Adam Smith is our guide to perhaps the most pressing dilemma of our time: how to make a capitalist economy more humane and more meaningful. He was born in Scotland in Kirkcaldy near Edinburgh in 1723. A hardworking student, he became an academic philosopher and wrote a major contribution on the importance of sympathy and logic. But perhaps how we know him today is towards his major contributions in the field of economics.
Smith wanted to understand the money system because his underlying ambition was to make nations and people happier. Smith remains an invaluable guide to four ideas: When one considers the modern world of work, two facts stand out:
– modern economies produce unprecedented amounts of wealth.
– many ordinary people find work rather boring and (a key complaint): meaning-less.
The two phenomena are in fact intimately related, as Adam Smith was the first to understand through his theory of specialisation. He observed that in modern businesses, tasks formerly done by one person in a single day could far more profitably be split into many tasks carried out by multiple people over whole careers. Smith hailed this as a momentous development: he predicted that national economies would become hugely richer the more specialised their workforces became. One sign our world is now so rich, Smith could tell us, is that every time we meet a stranger, we’re unlikely to understand what they do.
The mania for incomprehensible job titles – Logistics Supply Manager, Packaging Coordinator,

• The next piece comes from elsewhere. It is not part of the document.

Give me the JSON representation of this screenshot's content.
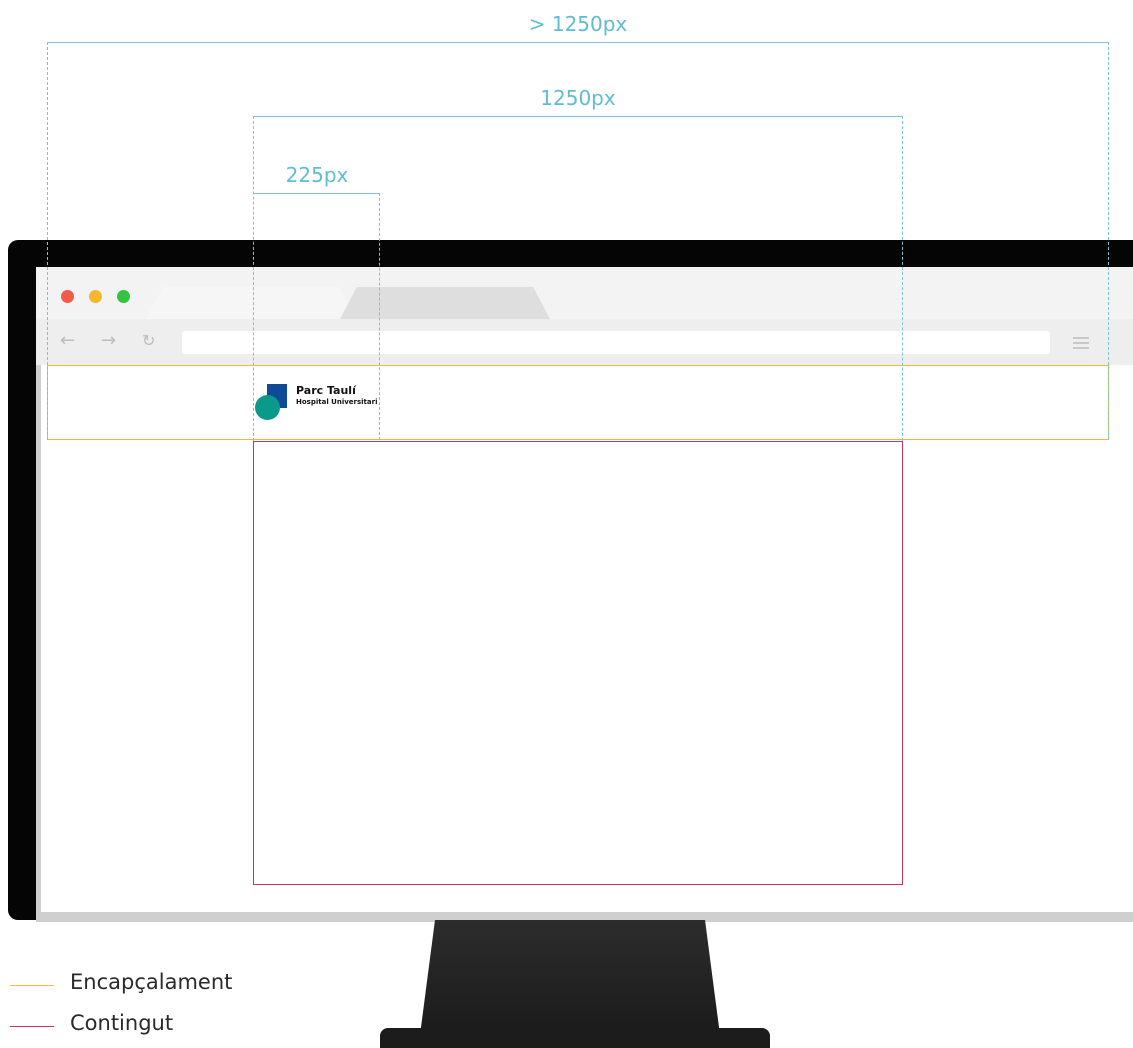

Communications and Learning Officer – prove the economic logic of Smith’s insight. But there is one huge problem with specialisation: meaning. When businesses are small and their processes contained, a sense of helping others is readily available. But when everything is industrialised, one ends up as a tiny cog in a gigantic machine whose overall logic is liable to be absent from the minds of people lower down in the organisation. A company with 150,000 employees
distributed across four continents, making things that take five years from conception

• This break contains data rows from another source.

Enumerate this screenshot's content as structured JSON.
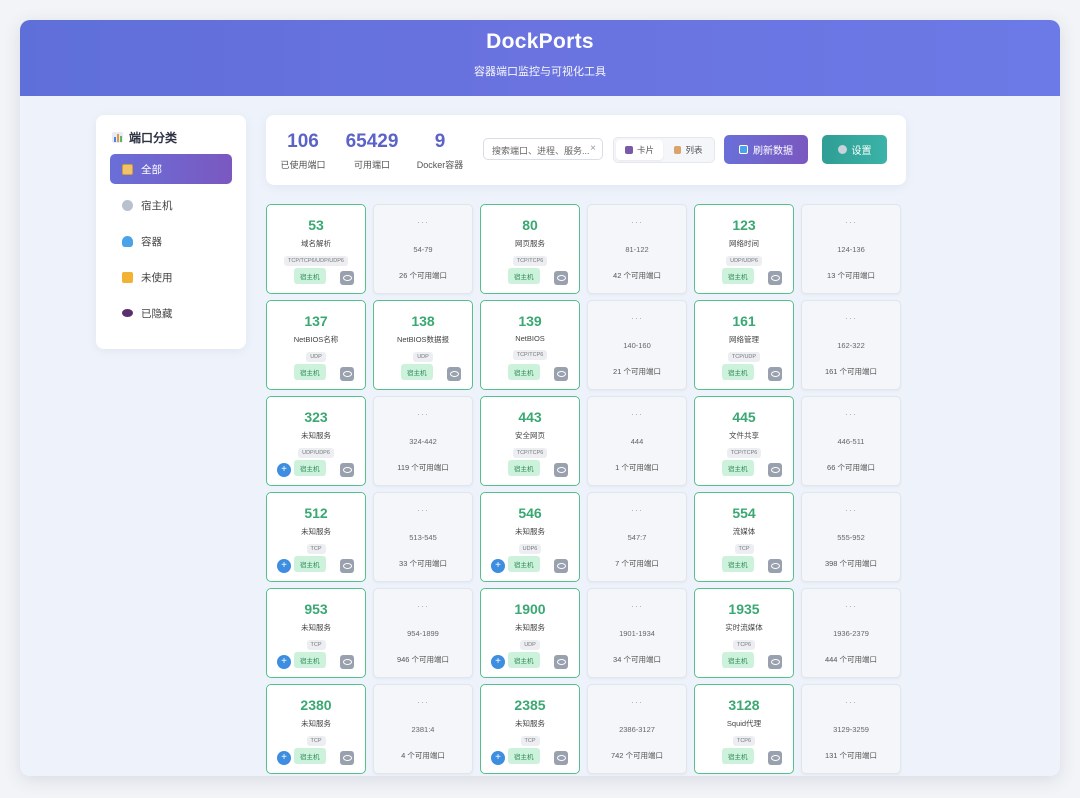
{
  "header": {
    "title": "DockPorts",
    "subtitle": "容器端口监控与可视化工具"
  },
  "sidebar": {
    "title": "端口分类",
    "items": [
      {
        "label": "全部",
        "icon": "clipboard-icon",
        "active": true
      },
      {
        "label": "宿主机",
        "icon": "gear-icon"
      },
      {
        "label": "容器",
        "icon": "whale-icon"
      },
      {
        "label": "未使用",
        "icon": "unlock-icon"
      },
      {
        "label": "已隐藏",
        "icon": "eye-icon"
      }
    ]
  },
  "stats": [
    {
      "value": "106",
      "label": "已使用端口"
    },
    {
      "value": "65429",
      "label": "可用端口"
    },
    {
      "value": "9",
      "label": "Docker容器"
    }
  ],
  "search": {
    "placeholder": "搜索端口、进程、服务..."
  },
  "view": {
    "card_label": "卡片",
    "list_label": "列表"
  },
  "buttons": {
    "refresh": "刷新数据",
    "settings": "设置"
  },
  "colors": {
    "accent": "#5b63c9",
    "used_border": "#56c08a",
    "settings": "#2f9e94"
  },
  "host_label": "宿主机",
  "cards": [
    {
      "type": "used",
      "port": "53",
      "service": "域名解析",
      "proto": "TCP/TCP6/UDP/UDP6",
      "plus": false
    },
    {
      "type": "free",
      "range": "54-79",
      "avail": "26 个可用端口"
    },
    {
      "type": "used",
      "port": "80",
      "service": "网页服务",
      "proto": "TCP/TCP6",
      "plus": false
    },
    {
      "type": "free",
      "range": "81-122",
      "avail": "42 个可用端口"
    },
    {
      "type": "used",
      "port": "123",
      "service": "网络时间",
      "proto": "UDP/UDP6",
      "plus": false
    },
    {
      "type": "free",
      "range": "124-136",
      "avail": "13 个可用端口"
    },
    {
      "type": "used",
      "port": "137",
      "service": "NetBIOS名称",
      "proto": "UDP",
      "plus": false
    },
    {
      "type": "used",
      "port": "138",
      "service": "NetBIOS数据报",
      "proto": "UDP",
      "plus": false
    },
    {
      "type": "used",
      "port": "139",
      "service": "NetBIOS",
      "proto": "TCP/TCP6",
      "plus": false
    },
    {
      "type": "free",
      "range": "140-160",
      "avail": "21 个可用端口"
    },
    {
      "type": "used",
      "port": "161",
      "service": "网络管理",
      "proto": "TCP/UDP",
      "plus": false
    },
    {
      "type": "free",
      "range": "162-322",
      "avail": "161 个可用端口"
    },
    {
      "type": "used",
      "port": "323",
      "service": "未知服务",
      "proto": "UDP/UDP6",
      "plus": true
    },
    {
      "type": "free",
      "range": "324-442",
      "avail": "119 个可用端口"
    },
    {
      "type": "used",
      "port": "443",
      "service": "安全网页",
      "proto": "TCP/TCP6",
      "plus": false
    },
    {
      "type": "free",
      "range": "444",
      "avail": "1 个可用端口"
    },
    {
      "type": "used",
      "port": "445",
      "service": "文件共享",
      "proto": "TCP/TCP6",
      "plus": false
    },
    {
      "type": "free",
      "range": "446-511",
      "avail": "66 个可用端口"
    },
    {
      "type": "used",
      "port": "512",
      "service": "未知服务",
      "proto": "TCP",
      "plus": true
    },
    {
      "type": "free",
      "range": "513-545",
      "avail": "33 个可用端口"
    },
    {
      "type": "used",
      "port": "546",
      "service": "未知服务",
      "proto": "UDP6",
      "plus": true
    },
    {
      "type": "free",
      "range": "547:7",
      "avail": "7 个可用端口"
    },
    {
      "type": "used",
      "port": "554",
      "service": "流媒体",
      "proto": "TCP",
      "plus": false
    },
    {
      "type": "free",
      "range": "555-952",
      "avail": "398 个可用端口"
    },
    {
      "type": "used",
      "port": "953",
      "service": "未知服务",
      "proto": "TCP",
      "plus": true
    },
    {
      "type": "free",
      "range": "954-1899",
      "avail": "946 个可用端口"
    },
    {
      "type": "used",
      "port": "1900",
      "service": "未知服务",
      "proto": "UDP",
      "plus": true
    },
    {
      "type": "free",
      "range": "1901-1934",
      "avail": "34 个可用端口"
    },
    {
      "type": "used",
      "port": "1935",
      "service": "实时流媒体",
      "proto": "TCP6",
      "plus": false
    },
    {
      "type": "free",
      "range": "1936-2379",
      "avail": "444 个可用端口"
    },
    {
      "type": "used",
      "port": "2380",
      "service": "未知服务",
      "proto": "TCP",
      "plus": true
    },
    {
      "type": "free",
      "range": "2381:4",
      "avail": "4 个可用端口"
    },
    {
      "type": "used",
      "port": "2385",
      "service": "未知服务",
      "proto": "TCP",
      "plus": true
    },
    {
      "type": "free",
      "range": "2386-3127",
      "avail": "742 个可用端口"
    },
    {
      "type": "used",
      "port": "3128",
      "service": "Squid代理",
      "proto": "TCP6",
      "plus": false
    },
    {
      "type": "free",
      "range": "3129-3259",
      "avail": "131 个可用端口"
    }
  ]
}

to delivery, will struggle to maintain any sense of purpose and cohesion. So Smith discerned that bosses of the specialised corporations of modernity therefore have an extra responsibility to their workers: to remind them of the purpose, role and ultimate dignity of their labour.

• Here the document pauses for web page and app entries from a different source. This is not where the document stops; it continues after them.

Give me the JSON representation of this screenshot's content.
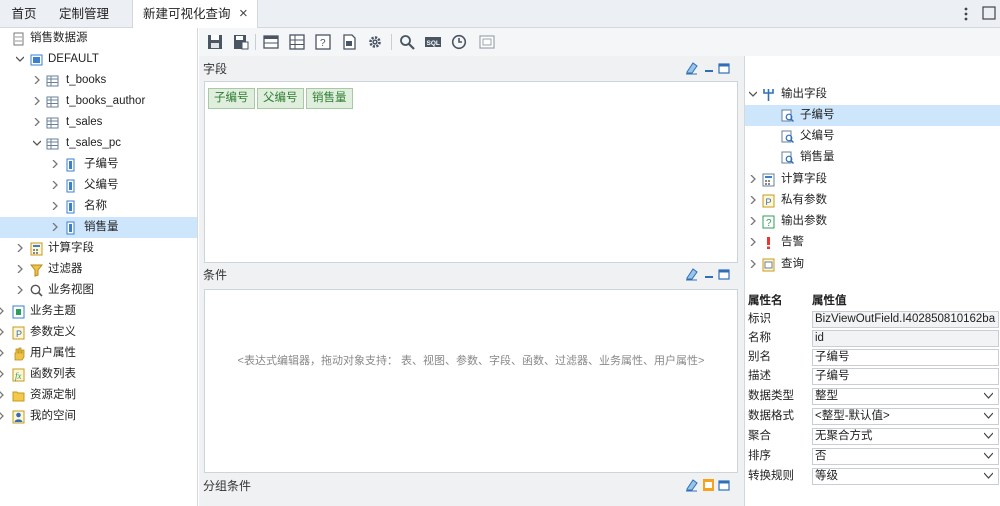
{
  "tabs": [
    {
      "label": "首页"
    },
    {
      "label": "定制管理"
    },
    {
      "label": "新建可视化查询"
    }
  ],
  "tree": {
    "root": "销售数据源",
    "schema": "DEFAULT",
    "tables": [
      "t_books",
      "t_books_author",
      "t_sales",
      "t_sales_pc"
    ],
    "fields": [
      "子编号",
      "父编号",
      "名称",
      "销售量"
    ],
    "sub_nodes": [
      "计算字段",
      "过滤器",
      "业务视图"
    ],
    "top_nodes": [
      "业务主题",
      "参数定义",
      "用户属性",
      "函数列表",
      "资源定制",
      "我的空间"
    ]
  },
  "panels": {
    "fields_title": "字段",
    "field_chips": [
      "子编号",
      "父编号",
      "销售量"
    ],
    "cond_title": "条件",
    "cond_hint": "<表达式编辑器，拖动对象支持： 表、视图、参数、字段、函数、过滤器、业务属性、用户属性>",
    "group_title": "分组条件"
  },
  "outline": {
    "output_fields": "输出字段",
    "fields": [
      "子编号",
      "父编号",
      "销售量"
    ],
    "others": [
      "计算字段",
      "私有参数",
      "输出参数",
      "告警",
      "查询"
    ]
  },
  "props": {
    "header_name": "属性名",
    "header_value": "属性值",
    "rows": [
      {
        "name": "标识",
        "value": "BizViewOutField.I402850810162ba"
      },
      {
        "name": "名称",
        "value": "id"
      },
      {
        "name": "别名",
        "value": "子编号"
      },
      {
        "name": "描述",
        "value": "子编号"
      },
      {
        "name": "数据类型",
        "value": "整型"
      },
      {
        "name": "数据格式",
        "value": "<整型-默认值>"
      },
      {
        "name": "聚合",
        "value": "无聚合方式"
      },
      {
        "name": "排序",
        "value": "否"
      },
      {
        "name": "转换规则",
        "value": "等级"
      }
    ]
  },
  "colors": {
    "selection": "#cde6fb",
    "accent_blue": "#1e6fc8",
    "chip_green": "#2e7d32"
  }
}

Smith’s age saw the development of what we’d now call consumer capitalism. Manufacturers began turning out luxury goods for a broadening middle class. Some commentators were appalled. The philosopher Jean-Jacques Rousseau wished to ban ‘luxury’ from his native Geneva. He was a particular fan of ancient Sparta and argued that his city should copy its austere, martial lifestyle. Disagreeing violently, Smith pointed out to the Swiss philosopher that luxury consumerism in fact had a very serious role to play in a good society – it generated the surplus wealth that allowed societies to look after their weakest members. Consumer societies, despite their frivolity, didn’t let young children and the old starve, for they could afford hospitals and poor relief. So Smith defended consumer capitalism on the basis that it did more good for the poor than societies devoted to high ideals. That said, Smith held out some fascinating hopes for the future of capitalism. He didn’t want it to stay stuck at the frivolous level forever. He observed that humans have many ‘higher’ needs that currently lie outside of capitalist enterprise: among these, our need for education, for self-understanding, for beautiful cities and for rewarding social lives.
The hope for the future is that we’ll learn to generate sizeable profits from helping people in truly important, ambitious way